(Component data from apps and pages)

---------------

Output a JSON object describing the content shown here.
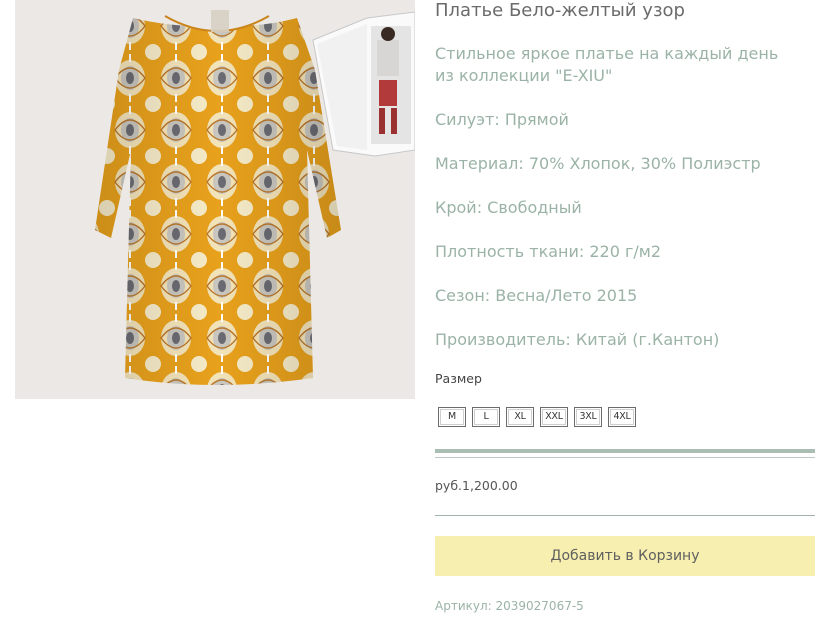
{
  "product": {
    "title": "Платье Бело-желтый узор",
    "description": "Стильное яркое платье на каждый день из коллекции \"E-XIU\"",
    "attributes": [
      "Силуэт: Прямой",
      "Материал: 70% Хлопок, 30% Полиэстр",
      "Крой: Свободный",
      "Плотность ткани: 220 г/м2",
      "Сезон: Весна/Лето 2015",
      "Производитель: Китай (г.Кантон)"
    ],
    "size_label": "Размер",
    "sizes": [
      "M",
      "L",
      "XL",
      "XXL",
      "3XL",
      "4XL"
    ],
    "price": "руб.1,200.00",
    "add_to_cart_label": "Добавить в Корзину",
    "sku": "Артикул: 2039027067-5"
  },
  "colors": {
    "title": "#6b6b6b",
    "text_accent": "#9bb3a6",
    "divider": "#a9bdb3",
    "button_bg": "#f6efb0",
    "dress_main": "#e9a51d"
  }
}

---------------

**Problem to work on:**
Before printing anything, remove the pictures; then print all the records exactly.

**Finished exercise:**
Output a JSON object describing the content shown here.
{
  "product": {
    "title": "Платье Бело-желтый узор",
    "description": "Стильное яркое платье на каждый день из коллекции \"E-XIU\"",
    "attributes": [
      "Силуэт: Прямой",
      "Материал: 70% Хлопок, 30% Полиэстр",
      "Крой: Свободный",
      "Плотность ткани: 220 г/м2",
      "Сезон: Весна/Лето 2015",
      "Производитель: Китай (г.Кантон)"
    ],
    "size_label": "Размер",
    "sizes": [
      "M",
      "L",
      "XL",
      "XXL",
      "3XL",
      "4XL"
    ],
    "price": "руб.1,200.00",
    "add_to_cart_label": "Добавить в Корзину",
    "sku": "Артикул: 2039027067-5"
  },
  "colors": {
    "title": "#6b6b6b",
    "text_accent": "#9bb3a6",
    "divider": "#a9bdb3",
    "button_bg": "#f6efb0",
    "dress_main": "#e9a51d"
  }
}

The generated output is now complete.